Top of DATA FOR THE TASK

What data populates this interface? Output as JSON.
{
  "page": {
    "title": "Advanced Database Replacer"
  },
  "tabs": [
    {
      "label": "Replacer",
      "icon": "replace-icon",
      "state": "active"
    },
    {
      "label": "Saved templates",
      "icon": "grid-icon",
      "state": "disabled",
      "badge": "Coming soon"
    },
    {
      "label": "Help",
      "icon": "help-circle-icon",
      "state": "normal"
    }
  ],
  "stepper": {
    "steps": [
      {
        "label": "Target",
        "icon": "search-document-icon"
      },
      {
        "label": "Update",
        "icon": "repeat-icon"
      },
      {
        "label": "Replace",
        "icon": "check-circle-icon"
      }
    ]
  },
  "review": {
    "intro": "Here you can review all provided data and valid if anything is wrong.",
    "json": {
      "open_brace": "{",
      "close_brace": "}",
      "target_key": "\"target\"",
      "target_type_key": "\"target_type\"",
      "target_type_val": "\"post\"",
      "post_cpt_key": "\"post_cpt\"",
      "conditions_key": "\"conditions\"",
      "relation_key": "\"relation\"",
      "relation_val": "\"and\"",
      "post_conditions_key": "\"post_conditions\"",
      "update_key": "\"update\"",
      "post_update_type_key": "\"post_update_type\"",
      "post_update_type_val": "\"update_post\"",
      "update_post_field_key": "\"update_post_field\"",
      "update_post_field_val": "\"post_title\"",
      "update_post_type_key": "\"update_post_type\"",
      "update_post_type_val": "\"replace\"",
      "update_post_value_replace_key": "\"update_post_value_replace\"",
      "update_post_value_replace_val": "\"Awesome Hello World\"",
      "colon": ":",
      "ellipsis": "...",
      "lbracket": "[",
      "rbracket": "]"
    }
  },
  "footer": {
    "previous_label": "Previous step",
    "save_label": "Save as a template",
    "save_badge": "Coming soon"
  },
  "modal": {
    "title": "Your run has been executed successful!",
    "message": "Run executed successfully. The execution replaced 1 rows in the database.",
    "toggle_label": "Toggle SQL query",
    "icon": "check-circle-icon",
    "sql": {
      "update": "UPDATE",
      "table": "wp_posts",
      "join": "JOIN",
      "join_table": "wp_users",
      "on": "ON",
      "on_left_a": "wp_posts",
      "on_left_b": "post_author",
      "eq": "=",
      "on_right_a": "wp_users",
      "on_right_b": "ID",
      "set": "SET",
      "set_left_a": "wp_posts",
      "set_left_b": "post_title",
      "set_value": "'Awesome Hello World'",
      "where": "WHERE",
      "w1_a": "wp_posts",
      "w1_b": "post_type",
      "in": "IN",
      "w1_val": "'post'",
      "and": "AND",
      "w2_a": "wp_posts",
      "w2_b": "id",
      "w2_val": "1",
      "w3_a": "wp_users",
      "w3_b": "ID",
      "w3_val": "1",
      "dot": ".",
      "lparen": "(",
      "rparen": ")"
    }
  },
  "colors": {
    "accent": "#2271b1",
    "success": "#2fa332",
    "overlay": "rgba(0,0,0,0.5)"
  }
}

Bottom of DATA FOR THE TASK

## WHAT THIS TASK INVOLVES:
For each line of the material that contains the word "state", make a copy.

## SOLVED PROBLEM:
      "state": "active"
      "state": "disabled",
      "state": "normal"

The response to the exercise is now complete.